The tooth on the right has a cavity forming - it has already passed through the hard enamel (shown in white) and into the softer dentine beneath. The tooth on the left has a smaller cavity.
Figure 2

The decay in the right-hand tooth has passed right through the dentine to the pulp cavity, causing an infection. The infection has passed down the root canal system, leading to the formation of an abscess on the end of one of the roots (the round red area). The cavity in the left hand tooth has become deeper, too, but it isn't yet causing any infection.

What will the dentist do?

The aim of root canal treatment is to permanently eradicate the infection in the root canal and save the tooth.

Figure 3

The dentist has removed the decayed dental tissues from both teeth. In the left hand tooth, the decay hasn't reached the pulp cavity and the damage can be repaired with a filling. In the right hand tooth, the decay has gone right through to the pulp, so the soft tissues in the middle of the tooth have to be removed to cure the infection. The dentist then shapes the root canal system using special files and cleans it thoroughly.

Figure 4

The tooth on the left has been restored with a filling (the filling material is shown in black here for clarity). The dentist has root-filled the tooth on the right - once the root canal system is sufficiently clean, it is filled with a special material to stop any infection getting back in (the materials are shown in pink and yellow). The upper part of the tooth has been restored with a filling (the filling material is shown in black) but sometimes the dentist might have to fit a crown instead.

Will the dentist use anaesthetic?

Yes. You will be given a local anaesthetic before work begins so that you donít feel anything.

How long is a tooth likely to last after it is root filled?

Root filled teeth often last for many years. It is, however, very difficult for a dentist to completely eradicate the infection inside the tooth. Root filled teeth are also weakened by the decay or accident that caused the infection in the first place. As a result, it is impossible to guarantee that the tooth will survive for a particular length of time.

In any event, the life expectancy of any tooth isn't entirely down to your dentist, but is greatly influenced by factors under your own control, such as your diet and how well you look after your teeth.

If the infection comes back it is sometimes possible for your dentist to repeat the root canal treatment to get rid of the infection again and avoid extracting the tooth.

What does root canal treatment cost?

Guidelines to costs are listed in our Private Fee Schedule. Please click here if you wish to view this.

What will happen if I donít have root canal treatment?

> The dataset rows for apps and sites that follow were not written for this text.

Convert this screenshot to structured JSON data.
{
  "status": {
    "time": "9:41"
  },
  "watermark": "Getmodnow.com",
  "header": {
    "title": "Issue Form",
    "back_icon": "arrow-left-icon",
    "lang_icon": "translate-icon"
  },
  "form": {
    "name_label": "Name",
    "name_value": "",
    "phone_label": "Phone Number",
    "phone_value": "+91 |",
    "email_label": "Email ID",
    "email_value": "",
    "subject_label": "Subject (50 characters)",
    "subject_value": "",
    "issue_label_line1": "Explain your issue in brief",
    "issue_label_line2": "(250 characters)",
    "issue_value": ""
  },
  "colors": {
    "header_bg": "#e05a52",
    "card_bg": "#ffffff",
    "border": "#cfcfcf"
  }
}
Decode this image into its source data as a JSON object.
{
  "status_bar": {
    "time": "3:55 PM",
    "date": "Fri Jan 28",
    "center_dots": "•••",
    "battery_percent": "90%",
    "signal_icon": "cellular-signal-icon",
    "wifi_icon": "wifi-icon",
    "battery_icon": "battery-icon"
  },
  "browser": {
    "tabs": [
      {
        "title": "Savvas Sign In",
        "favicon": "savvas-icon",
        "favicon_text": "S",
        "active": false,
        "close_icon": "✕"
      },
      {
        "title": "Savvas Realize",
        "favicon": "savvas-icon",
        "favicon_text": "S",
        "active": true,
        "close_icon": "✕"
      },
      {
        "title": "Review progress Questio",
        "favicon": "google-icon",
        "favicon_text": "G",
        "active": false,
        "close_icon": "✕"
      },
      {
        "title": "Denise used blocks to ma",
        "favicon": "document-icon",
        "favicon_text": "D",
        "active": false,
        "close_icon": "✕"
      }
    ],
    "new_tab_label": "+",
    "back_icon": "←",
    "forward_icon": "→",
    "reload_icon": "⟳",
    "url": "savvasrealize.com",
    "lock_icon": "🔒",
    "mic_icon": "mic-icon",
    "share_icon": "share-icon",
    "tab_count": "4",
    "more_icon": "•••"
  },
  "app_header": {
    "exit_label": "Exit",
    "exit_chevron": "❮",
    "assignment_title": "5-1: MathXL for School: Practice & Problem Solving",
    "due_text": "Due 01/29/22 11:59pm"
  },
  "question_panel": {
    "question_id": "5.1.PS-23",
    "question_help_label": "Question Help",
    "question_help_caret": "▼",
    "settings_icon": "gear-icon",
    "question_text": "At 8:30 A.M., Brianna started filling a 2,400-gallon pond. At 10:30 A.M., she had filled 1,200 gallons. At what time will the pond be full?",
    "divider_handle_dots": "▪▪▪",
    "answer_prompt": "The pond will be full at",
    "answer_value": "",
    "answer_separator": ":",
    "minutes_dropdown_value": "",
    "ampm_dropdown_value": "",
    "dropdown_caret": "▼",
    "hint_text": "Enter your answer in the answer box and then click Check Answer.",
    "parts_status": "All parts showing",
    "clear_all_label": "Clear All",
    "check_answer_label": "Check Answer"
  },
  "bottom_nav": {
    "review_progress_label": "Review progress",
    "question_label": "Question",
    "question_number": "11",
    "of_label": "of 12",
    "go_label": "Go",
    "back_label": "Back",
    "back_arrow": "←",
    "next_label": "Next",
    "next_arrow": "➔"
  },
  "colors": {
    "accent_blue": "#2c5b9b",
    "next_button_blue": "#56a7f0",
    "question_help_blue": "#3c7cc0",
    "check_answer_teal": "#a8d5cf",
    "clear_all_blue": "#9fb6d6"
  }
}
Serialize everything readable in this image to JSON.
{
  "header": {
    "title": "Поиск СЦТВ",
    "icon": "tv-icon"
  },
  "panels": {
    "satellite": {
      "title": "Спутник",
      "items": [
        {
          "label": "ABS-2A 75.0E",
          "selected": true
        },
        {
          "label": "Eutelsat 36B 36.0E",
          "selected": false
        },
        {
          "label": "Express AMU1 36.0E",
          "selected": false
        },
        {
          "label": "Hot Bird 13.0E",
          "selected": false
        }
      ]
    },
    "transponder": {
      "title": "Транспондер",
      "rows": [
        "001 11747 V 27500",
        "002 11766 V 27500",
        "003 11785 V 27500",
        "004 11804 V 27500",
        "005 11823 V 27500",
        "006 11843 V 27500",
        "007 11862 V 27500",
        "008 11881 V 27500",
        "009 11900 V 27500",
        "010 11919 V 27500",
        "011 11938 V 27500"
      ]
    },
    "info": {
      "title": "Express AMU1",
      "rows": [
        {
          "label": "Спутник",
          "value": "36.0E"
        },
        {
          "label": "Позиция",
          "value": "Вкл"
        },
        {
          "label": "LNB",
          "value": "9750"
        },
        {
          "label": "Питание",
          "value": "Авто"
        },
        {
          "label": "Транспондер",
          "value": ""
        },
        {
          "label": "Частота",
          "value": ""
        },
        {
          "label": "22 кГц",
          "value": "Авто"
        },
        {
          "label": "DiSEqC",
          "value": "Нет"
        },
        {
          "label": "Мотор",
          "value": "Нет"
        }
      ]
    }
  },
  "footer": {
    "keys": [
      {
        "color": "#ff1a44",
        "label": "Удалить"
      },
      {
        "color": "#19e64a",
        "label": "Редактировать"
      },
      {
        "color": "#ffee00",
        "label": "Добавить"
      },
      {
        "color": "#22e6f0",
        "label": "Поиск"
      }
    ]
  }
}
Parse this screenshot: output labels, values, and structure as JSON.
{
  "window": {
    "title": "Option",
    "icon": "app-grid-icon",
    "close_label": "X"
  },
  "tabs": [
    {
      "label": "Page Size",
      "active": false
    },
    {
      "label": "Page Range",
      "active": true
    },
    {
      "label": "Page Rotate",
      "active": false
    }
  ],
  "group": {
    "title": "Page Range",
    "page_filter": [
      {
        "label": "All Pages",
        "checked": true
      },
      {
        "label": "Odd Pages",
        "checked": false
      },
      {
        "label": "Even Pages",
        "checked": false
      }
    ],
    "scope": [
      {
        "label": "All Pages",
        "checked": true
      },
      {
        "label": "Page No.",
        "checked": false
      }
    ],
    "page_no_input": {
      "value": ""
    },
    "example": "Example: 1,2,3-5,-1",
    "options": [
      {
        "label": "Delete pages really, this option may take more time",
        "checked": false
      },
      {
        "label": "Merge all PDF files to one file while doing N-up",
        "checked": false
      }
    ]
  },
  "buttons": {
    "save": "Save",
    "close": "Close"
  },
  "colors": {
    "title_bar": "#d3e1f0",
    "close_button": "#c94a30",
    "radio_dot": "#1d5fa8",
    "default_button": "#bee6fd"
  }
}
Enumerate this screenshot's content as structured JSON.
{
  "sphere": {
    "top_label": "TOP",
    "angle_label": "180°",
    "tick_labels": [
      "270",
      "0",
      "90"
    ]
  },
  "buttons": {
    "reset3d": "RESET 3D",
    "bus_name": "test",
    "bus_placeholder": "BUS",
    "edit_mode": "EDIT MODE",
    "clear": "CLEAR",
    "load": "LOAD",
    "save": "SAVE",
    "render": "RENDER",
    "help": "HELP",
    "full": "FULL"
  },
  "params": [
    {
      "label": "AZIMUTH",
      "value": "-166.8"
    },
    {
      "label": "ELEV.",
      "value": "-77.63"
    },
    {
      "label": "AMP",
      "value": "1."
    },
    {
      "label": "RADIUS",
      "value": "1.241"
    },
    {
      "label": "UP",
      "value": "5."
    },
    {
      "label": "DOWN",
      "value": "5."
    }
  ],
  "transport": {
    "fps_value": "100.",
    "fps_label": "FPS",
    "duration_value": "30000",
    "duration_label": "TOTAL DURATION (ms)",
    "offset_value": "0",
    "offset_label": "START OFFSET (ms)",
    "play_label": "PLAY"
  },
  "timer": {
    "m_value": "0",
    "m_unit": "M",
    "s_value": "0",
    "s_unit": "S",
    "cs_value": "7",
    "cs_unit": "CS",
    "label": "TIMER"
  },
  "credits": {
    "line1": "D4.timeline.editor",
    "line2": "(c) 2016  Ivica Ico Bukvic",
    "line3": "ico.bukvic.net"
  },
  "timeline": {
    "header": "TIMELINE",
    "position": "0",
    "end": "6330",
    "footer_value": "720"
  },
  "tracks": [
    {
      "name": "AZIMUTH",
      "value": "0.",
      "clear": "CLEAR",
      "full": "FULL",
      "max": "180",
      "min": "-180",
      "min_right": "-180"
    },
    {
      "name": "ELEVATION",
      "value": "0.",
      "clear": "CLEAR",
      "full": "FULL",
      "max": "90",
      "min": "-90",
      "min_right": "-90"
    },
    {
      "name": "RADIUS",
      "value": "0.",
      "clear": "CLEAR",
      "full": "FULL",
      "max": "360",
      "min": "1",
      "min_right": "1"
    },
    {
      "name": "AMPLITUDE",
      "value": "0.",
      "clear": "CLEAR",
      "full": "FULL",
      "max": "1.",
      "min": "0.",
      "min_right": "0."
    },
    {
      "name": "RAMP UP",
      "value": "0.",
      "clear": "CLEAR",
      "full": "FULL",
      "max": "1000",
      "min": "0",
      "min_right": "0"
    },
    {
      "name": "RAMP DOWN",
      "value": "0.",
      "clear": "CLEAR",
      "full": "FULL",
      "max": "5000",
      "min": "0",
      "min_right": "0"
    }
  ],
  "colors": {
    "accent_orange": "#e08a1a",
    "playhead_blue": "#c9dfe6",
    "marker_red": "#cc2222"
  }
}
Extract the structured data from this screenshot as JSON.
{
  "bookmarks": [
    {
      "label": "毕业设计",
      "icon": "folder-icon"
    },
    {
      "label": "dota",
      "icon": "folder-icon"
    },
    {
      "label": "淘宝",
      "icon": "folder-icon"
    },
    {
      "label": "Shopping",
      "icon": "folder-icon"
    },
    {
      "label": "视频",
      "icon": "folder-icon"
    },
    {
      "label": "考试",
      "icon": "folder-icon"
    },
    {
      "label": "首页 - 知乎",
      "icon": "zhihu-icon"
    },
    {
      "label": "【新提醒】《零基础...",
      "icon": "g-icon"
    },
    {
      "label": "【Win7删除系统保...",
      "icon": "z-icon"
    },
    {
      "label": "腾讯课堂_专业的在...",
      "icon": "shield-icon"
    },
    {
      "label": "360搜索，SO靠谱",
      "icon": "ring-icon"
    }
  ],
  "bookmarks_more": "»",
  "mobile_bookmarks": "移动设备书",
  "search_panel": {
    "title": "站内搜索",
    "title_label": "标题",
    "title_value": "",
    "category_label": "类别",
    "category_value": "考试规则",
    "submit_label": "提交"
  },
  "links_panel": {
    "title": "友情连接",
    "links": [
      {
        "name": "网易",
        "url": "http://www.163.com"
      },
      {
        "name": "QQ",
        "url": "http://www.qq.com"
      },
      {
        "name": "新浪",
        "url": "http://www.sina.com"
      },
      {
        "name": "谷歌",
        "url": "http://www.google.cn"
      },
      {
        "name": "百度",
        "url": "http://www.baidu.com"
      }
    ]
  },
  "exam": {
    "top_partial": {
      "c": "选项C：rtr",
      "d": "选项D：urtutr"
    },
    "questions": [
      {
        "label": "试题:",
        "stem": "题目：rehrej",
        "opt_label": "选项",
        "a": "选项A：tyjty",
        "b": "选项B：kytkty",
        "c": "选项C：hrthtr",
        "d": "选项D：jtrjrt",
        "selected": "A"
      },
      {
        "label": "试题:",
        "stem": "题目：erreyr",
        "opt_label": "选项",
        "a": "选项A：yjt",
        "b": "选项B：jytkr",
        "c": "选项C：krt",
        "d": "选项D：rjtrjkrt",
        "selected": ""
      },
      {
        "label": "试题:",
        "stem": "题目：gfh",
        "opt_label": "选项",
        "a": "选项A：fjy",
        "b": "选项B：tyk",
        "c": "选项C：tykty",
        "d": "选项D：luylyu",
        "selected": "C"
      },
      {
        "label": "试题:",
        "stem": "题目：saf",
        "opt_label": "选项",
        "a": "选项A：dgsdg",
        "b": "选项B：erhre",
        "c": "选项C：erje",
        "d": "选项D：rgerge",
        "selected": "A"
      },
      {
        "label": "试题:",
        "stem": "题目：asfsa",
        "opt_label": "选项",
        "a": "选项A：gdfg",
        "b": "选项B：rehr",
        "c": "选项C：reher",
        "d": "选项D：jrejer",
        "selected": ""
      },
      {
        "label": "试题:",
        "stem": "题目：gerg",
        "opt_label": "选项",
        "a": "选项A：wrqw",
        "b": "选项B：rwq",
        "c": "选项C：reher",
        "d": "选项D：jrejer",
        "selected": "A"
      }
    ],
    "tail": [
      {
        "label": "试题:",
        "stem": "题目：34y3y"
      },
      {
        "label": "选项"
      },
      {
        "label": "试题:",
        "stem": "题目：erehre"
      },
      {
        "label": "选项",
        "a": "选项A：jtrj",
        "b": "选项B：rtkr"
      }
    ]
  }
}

The only other effective treatment option is for the dentist to extract the tooth. This removes the source of the dental infection (and if the decay and/or infection has spread too far this may be the only option). However, it is important to keep your own teeth whenever possible.

If you had no treatment at all then even if the tooth hasnít caused you any pain yet it will eventually do so. The pain from dental infections can be very intense. There can also be unpleasant associated swelling.

Delaying treatment also reduces the prospect of success and it may prove impossible for your dentist to save the tooth at a later stage.

What happens after root canal treatment?

You need to make sure that you take good care of the tooth, just as with all your others. You should:

Brush regularly
Floss regularly
Use toothpaste and daily mouthrinse containing fluoride
See your dentist for regular check-ups
Visit the hygienist

If you do these things, the root filled tooth (and all the others) should stay healthy for years to come.